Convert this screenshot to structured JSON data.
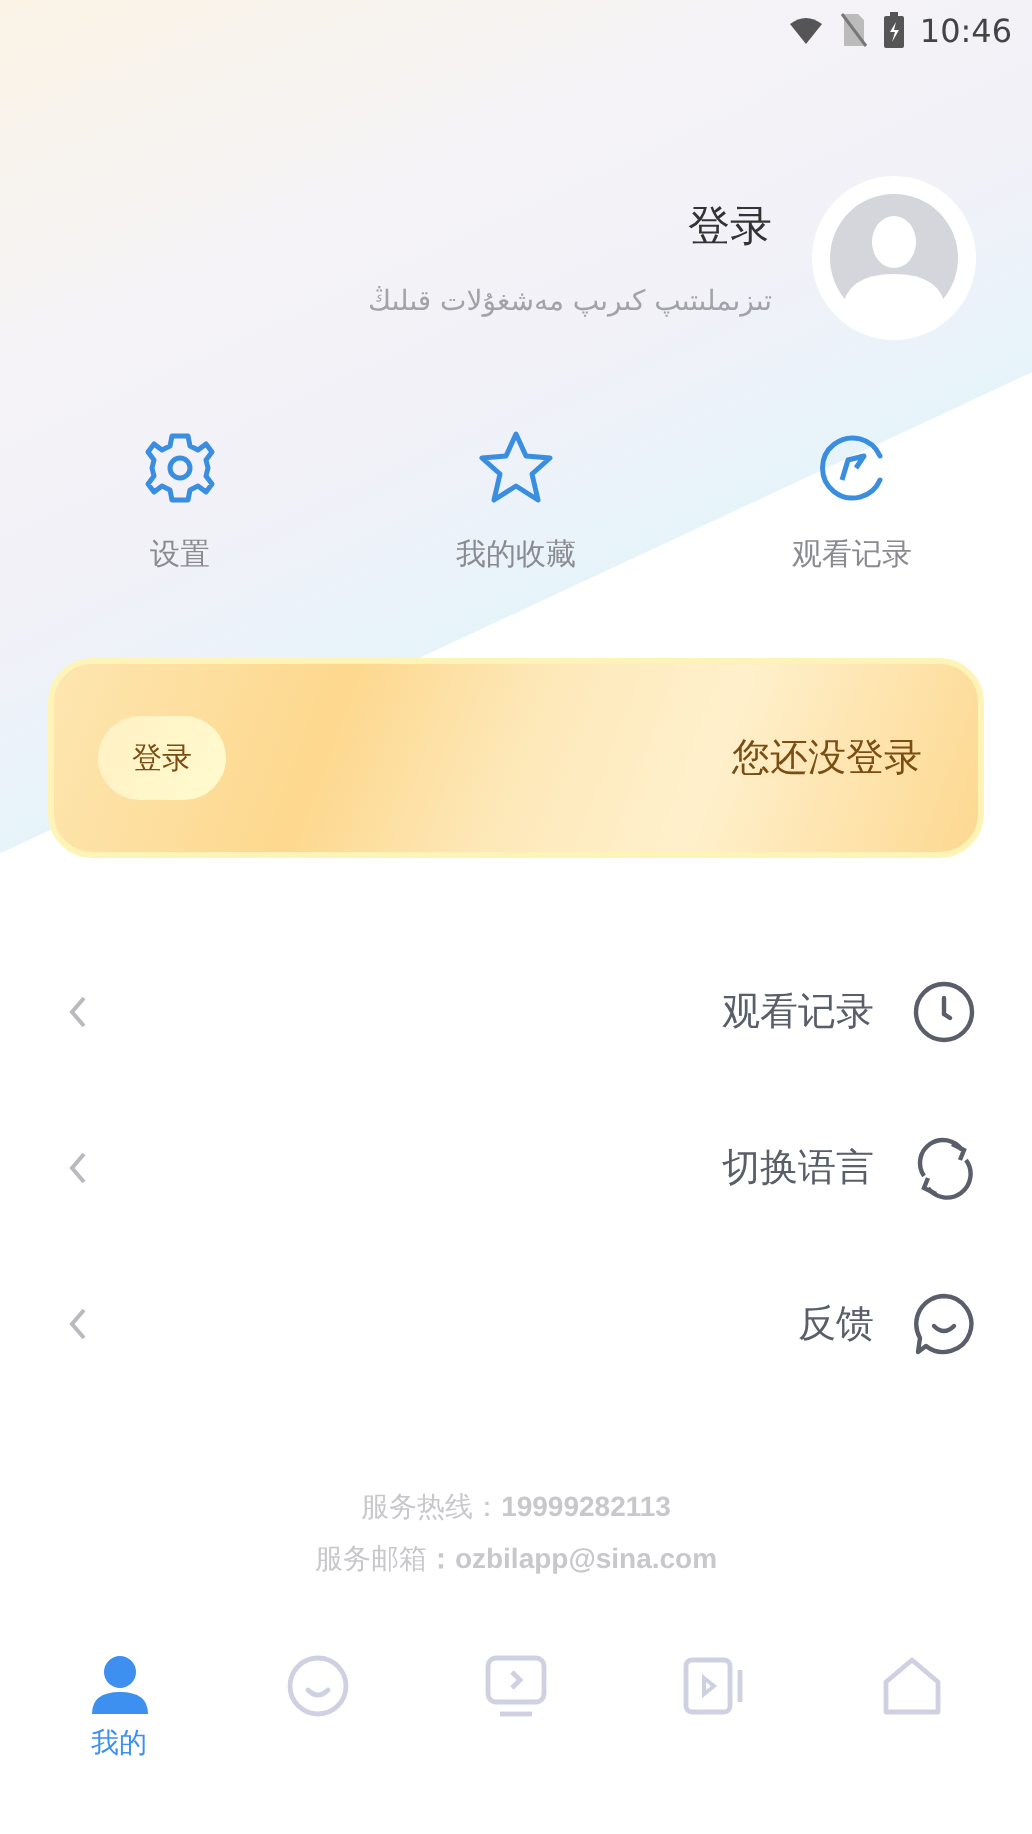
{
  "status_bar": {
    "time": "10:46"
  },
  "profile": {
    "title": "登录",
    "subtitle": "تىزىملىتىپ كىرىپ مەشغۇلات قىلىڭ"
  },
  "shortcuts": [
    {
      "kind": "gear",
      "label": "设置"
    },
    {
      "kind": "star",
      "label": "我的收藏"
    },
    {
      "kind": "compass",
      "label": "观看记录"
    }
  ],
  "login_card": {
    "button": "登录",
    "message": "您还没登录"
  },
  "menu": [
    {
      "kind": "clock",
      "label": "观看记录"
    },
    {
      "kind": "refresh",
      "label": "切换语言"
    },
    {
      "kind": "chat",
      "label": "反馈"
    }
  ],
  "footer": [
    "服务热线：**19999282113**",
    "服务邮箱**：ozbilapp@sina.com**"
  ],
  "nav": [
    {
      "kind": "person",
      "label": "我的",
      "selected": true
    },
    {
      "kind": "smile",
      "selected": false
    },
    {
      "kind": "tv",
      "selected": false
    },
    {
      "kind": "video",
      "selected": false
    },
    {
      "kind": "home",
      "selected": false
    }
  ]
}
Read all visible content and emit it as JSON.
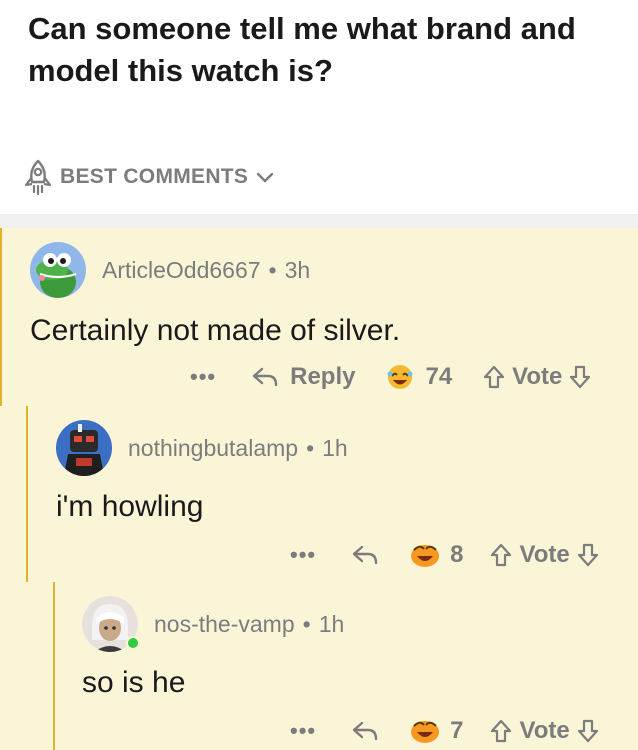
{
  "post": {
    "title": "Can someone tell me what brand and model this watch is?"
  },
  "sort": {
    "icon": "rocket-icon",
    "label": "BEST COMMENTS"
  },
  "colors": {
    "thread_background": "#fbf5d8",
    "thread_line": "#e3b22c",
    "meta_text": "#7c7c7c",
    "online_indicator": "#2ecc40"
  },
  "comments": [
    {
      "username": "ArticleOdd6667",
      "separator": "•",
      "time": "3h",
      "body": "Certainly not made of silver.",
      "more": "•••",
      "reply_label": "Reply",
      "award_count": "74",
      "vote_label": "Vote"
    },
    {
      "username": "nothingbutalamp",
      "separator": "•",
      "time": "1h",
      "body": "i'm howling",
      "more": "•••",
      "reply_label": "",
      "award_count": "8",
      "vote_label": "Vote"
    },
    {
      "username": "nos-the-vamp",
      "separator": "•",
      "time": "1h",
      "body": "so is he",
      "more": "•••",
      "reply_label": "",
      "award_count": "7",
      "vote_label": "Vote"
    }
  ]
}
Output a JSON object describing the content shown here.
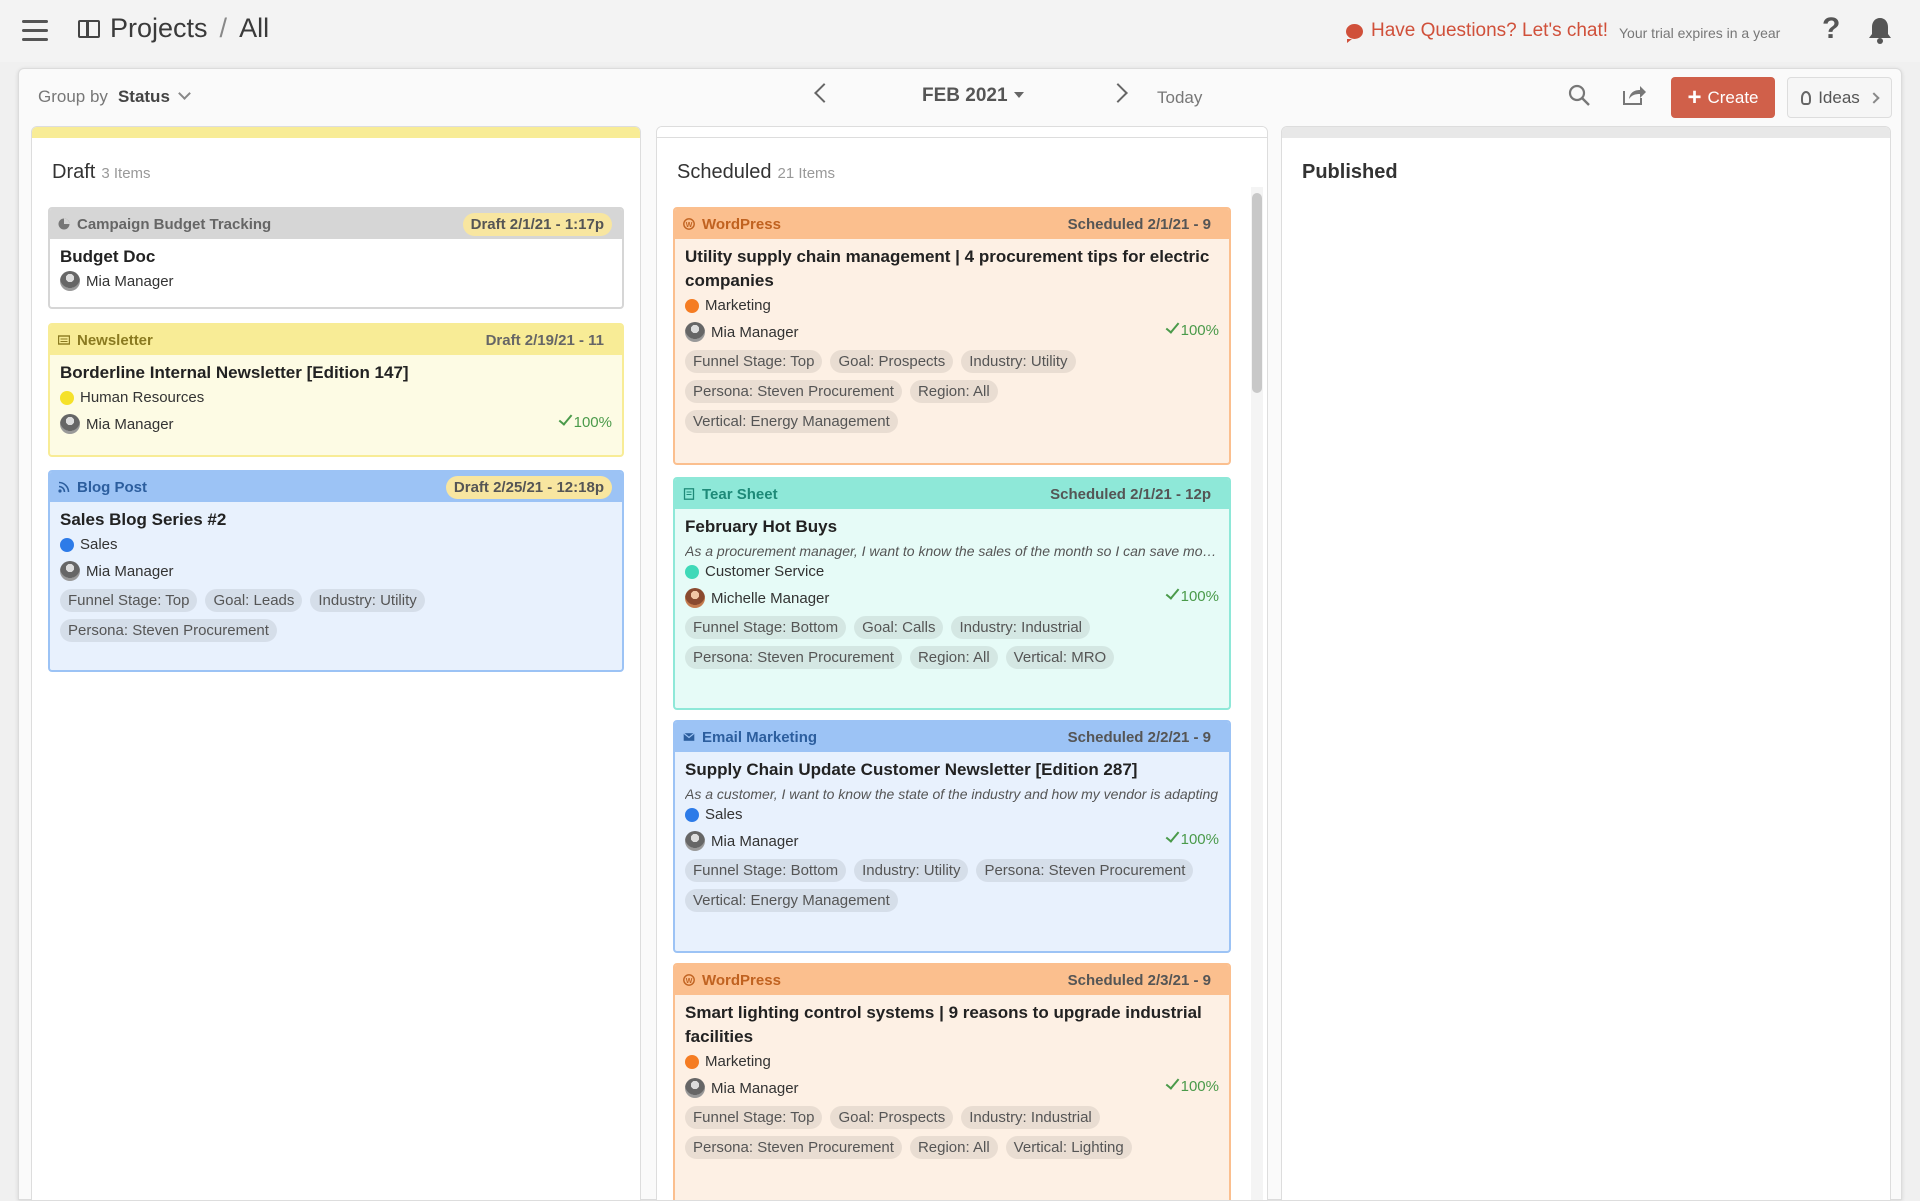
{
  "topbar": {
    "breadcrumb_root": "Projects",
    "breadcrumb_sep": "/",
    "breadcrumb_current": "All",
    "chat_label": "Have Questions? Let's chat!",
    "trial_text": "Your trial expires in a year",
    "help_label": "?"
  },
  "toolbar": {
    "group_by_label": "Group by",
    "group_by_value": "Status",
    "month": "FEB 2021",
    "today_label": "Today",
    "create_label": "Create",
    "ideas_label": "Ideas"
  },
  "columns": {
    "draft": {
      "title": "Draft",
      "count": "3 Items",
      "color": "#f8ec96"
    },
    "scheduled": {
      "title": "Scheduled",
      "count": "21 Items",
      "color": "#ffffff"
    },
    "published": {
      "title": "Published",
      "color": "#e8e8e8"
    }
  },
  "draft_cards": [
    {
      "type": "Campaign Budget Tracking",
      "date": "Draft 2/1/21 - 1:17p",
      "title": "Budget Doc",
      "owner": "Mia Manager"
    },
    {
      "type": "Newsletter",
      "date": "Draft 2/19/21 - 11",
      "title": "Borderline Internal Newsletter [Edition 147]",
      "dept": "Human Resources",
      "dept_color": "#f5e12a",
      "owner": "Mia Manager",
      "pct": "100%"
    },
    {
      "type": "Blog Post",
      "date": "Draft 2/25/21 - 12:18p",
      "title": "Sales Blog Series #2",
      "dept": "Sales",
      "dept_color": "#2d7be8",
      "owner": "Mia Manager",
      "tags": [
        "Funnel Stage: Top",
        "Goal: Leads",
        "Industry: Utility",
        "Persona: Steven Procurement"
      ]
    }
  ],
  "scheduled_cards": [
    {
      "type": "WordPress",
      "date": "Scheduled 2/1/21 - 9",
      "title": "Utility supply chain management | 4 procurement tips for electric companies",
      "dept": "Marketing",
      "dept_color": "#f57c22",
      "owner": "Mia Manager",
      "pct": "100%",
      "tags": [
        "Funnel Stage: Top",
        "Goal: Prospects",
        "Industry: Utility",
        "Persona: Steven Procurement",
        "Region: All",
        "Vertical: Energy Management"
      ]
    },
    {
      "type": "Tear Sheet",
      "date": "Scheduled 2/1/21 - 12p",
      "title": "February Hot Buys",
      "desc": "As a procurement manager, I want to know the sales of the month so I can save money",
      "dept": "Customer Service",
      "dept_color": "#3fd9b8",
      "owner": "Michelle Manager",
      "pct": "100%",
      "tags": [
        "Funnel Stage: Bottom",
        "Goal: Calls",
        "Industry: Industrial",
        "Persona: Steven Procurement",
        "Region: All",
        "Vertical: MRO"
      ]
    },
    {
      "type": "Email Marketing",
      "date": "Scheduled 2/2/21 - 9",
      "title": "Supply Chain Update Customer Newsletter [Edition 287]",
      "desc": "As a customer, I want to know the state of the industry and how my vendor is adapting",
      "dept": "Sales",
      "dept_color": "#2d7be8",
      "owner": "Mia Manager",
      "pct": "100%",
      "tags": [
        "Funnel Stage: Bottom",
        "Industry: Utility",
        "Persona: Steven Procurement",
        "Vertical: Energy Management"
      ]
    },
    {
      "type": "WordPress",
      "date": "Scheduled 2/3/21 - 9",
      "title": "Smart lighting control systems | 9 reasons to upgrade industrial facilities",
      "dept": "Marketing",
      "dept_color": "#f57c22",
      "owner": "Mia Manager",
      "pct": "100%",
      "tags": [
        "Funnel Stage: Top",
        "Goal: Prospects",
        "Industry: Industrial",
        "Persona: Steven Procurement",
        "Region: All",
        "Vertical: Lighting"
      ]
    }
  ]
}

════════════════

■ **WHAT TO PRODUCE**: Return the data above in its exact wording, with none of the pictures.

■ **RESULT**:
Convert this screenshot to structured JSON data.
{
  "status_bar": {
    "time": "10:46"
  },
  "profile": {
    "title": "登录",
    "subtitle": "تىزىملىتىپ كىرىپ مەشغۇلات قىلىڭ"
  },
  "shortcuts": [
    {
      "kind": "gear",
      "label": "设置"
    },
    {
      "kind": "star",
      "label": "我的收藏"
    },
    {
      "kind": "compass",
      "label": "观看记录"
    }
  ],
  "login_card": {
    "button": "登录",
    "message": "您还没登录"
  },
  "menu": [
    {
      "kind": "clock",
      "label": "观看记录"
    },
    {
      "kind": "refresh",
      "label": "切换语言"
    },
    {
      "kind": "chat",
      "label": "反馈"
    }
  ],
  "footer": [
    "服务热线：**19999282113**",
    "服务邮箱**：ozbilapp@sina.com**"
  ],
  "nav": [
    {
      "kind": "person",
      "label": "我的",
      "selected": true
    },
    {
      "kind": "smile",
      "selected": false
    },
    {
      "kind": "tv",
      "selected": false
    },
    {
      "kind": "video",
      "selected": false
    },
    {
      "kind": "home",
      "selected": false
    }
  ]
}
Read all visible content and emit it as JSON.
{
  "post": {
    "title": "Can someone tell me what brand and model this watch is?"
  },
  "sort": {
    "icon": "rocket-icon",
    "label": "BEST COMMENTS"
  },
  "colors": {
    "thread_background": "#fbf5d8",
    "thread_line": "#e3b22c",
    "meta_text": "#7c7c7c",
    "online_indicator": "#2ecc40"
  },
  "comments": [
    {
      "username": "ArticleOdd6667",
      "separator": "•",
      "time": "3h",
      "body": "Certainly not made of silver.",
      "more": "•••",
      "reply_label": "Reply",
      "award_count": "74",
      "vote_label": "Vote"
    },
    {
      "username": "nothingbutalamp",
      "separator": "•",
      "time": "1h",
      "body": "i'm howling",
      "more": "•••",
      "reply_label": "",
      "award_count": "8",
      "vote_label": "Vote"
    },
    {
      "username": "nos-the-vamp",
      "separator": "•",
      "time": "1h",
      "body": "so is he",
      "more": "•••",
      "reply_label": "",
      "award_count": "7",
      "vote_label": "Vote"
    }
  ]
}
Output a JSON object describing the content shown here.
{
  "topbar": {
    "breadcrumb_root": "Projects",
    "breadcrumb_sep": "/",
    "breadcrumb_current": "All",
    "chat_label": "Have Questions? Let's chat!",
    "trial_text": "Your trial expires in a year",
    "help_label": "?"
  },
  "toolbar": {
    "group_by_label": "Group by",
    "group_by_value": "Status",
    "month": "FEB 2021",
    "today_label": "Today",
    "create_label": "Create",
    "ideas_label": "Ideas"
  },
  "columns": {
    "draft": {
      "title": "Draft",
      "count": "3 Items",
      "color": "#f8ec96"
    },
    "scheduled": {
      "title": "Scheduled",
      "count": "21 Items",
      "color": "#ffffff"
    },
    "published": {
      "title": "Published",
      "color": "#e8e8e8"
    }
  },
  "draft_cards": [
    {
      "type": "Campaign Budget Tracking",
      "date": "Draft 2/1/21 - 1:17p",
      "title": "Budget Doc",
      "owner": "Mia Manager"
    },
    {
      "type": "Newsletter",
      "date": "Draft 2/19/21 - 11",
      "title": "Borderline Internal Newsletter [Edition 147]",
      "dept": "Human Resources",
      "dept_color": "#f5e12a",
      "owner": "Mia Manager",
      "pct": "100%"
    },
    {
      "type": "Blog Post",
      "date": "Draft 2/25/21 - 12:18p",
      "title": "Sales Blog Series #2",
      "dept": "Sales",
      "dept_color": "#2d7be8",
      "owner": "Mia Manager",
      "tags": [
        "Funnel Stage: Top",
        "Goal: Leads",
        "Industry: Utility",
        "Persona: Steven Procurement"
      ]
    }
  ],
  "scheduled_cards": [
    {
      "type": "WordPress",
      "date": "Scheduled 2/1/21 - 9",
      "title": "Utility supply chain management | 4 procurement tips for electric companies",
      "dept": "Marketing",
      "dept_color": "#f57c22",
      "owner": "Mia Manager",
      "pct": "100%",
      "tags": [
        "Funnel Stage: Top",
        "Goal: Prospects",
        "Industry: Utility",
        "Persona: Steven Procurement",
        "Region: All",
        "Vertical: Energy Management"
      ]
    },
    {
      "type": "Tear Sheet",
      "date": "Scheduled 2/1/21 - 12p",
      "title": "February Hot Buys",
      "desc": "As a procurement manager, I want to know the sales of the month so I can save money",
      "dept": "Customer Service",
      "dept_color": "#3fd9b8",
      "owner": "Michelle Manager",
      "pct": "100%",
      "tags": [
        "Funnel Stage: Bottom",
        "Goal: Calls",
        "Industry: Industrial",
        "Persona: Steven Procurement",
        "Region: All",
        "Vertical: MRO"
      ]
    },
    {
      "type": "Email Marketing",
      "date": "Scheduled 2/2/21 - 9",
      "title": "Supply Chain Update Customer Newsletter [Edition 287]",
      "desc": "As a customer, I want to know the state of the industry and how my vendor is adapting",
      "dept": "Sales",
      "dept_color": "#2d7be8",
      "owner": "Mia Manager",
      "pct": "100%",
      "tags": [
        "Funnel Stage: Bottom",
        "Industry: Utility",
        "Persona: Steven Procurement",
        "Vertical: Energy Management"
      ]
    },
    {
      "type": "WordPress",
      "date": "Scheduled 2/3/21 - 9",
      "title": "Smart lighting control systems | 9 reasons to upgrade industrial facilities",
      "dept": "Marketing",
      "dept_color": "#f57c22",
      "owner": "Mia Manager",
      "pct": "100%",
      "tags": [
        "Funnel Stage: Top",
        "Goal: Prospects",
        "Industry: Industrial",
        "Persona: Steven Procurement",
        "Region: All",
        "Vertical: Lighting"
      ]
    }
  ]
}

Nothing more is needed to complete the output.